Taste September 2014
Quick pickles are a satisfyingly easy way to preserve summer’s flavors to enjoy in a cooler season. They’re different from water bath canned pickles in that they’re not shelf-stable — you keep them in your fridge — but they also keep your vegetables crisper and closer to their fresh state. Fruit adapts well to quick pickling too, particularly with the addition of warm spices like cinnamon sticks.
What you need to know
Refrigerator pickles aren’t complicated, but mistakes can still happen. Here are a few key points to keep in mind as you try them out.
Wash your jars
Whether they’re brand new or from a thrift store or friend, start with clean, dry jars. If you’re reusing jars, be sure to check around the rims for sticky residue; even after a trip through the dishwasher, sometimes this can hide under the lip and lead to mold or bacteria getting into the jar.
The brine is fine
Making a brine is the process of dissolving plenty of salt in a liquid to give it flavor and preservative properties. For pickles, the liquid of choice is vinegar, which provides the necessary acidity to cure the vegetables and fruits and change their texture and flavor. Changing the proportions of these two ingredients can lead to food-wasting mishaps.
The size and color of your produce doesn’t really matter — but blemishes do, so check for bruises. Wash your fruits and vegetables and check them over, then slice or chop everything to a similar size, so they’ll have the same texture after pickling. If using citrus, organic, unwaxed skins are the way to go. Otherwise, scrub them under very hot water to remove the wax.
Pick a peck of pickles
Try these five delicious quick pickle recipes, for everything from quick preserved lemons to the ever-popular dilly bean.
Quick tip: Sweet as can be

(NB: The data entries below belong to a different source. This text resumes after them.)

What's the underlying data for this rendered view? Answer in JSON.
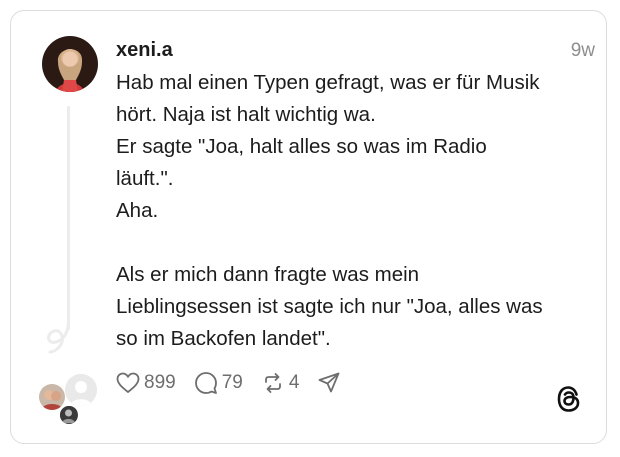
{
  "post": {
    "username": "xeni.a",
    "time": "9w",
    "lines": [
      "Hab mal einen Typen gefragt, was er für Musik",
      "hört. Naja ist halt wichtig wa.",
      "Er sagte \"Joa, halt alles so was im Radio",
      "läuft.\".",
      "Aha.",
      "",
      "Als er mich dann fragte was mein",
      "Lieblingsessen ist sagte ich nur \"Joa, alles was",
      "so im Backofen landet\"."
    ]
  },
  "actions": {
    "likes": "899",
    "replies": "79",
    "reposts": "4"
  },
  "icons": {
    "like": "heart-icon",
    "reply": "comment-bubble-icon",
    "repost": "repost-icon",
    "share": "send-icon",
    "logo": "threads-logo-icon"
  }
}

If you like your pickles a little on the sweet side, add more sugar to the vinegar. Never reduce the vinegar in a recipe — this is what helps keep your pickles pickled (and keeps us safe).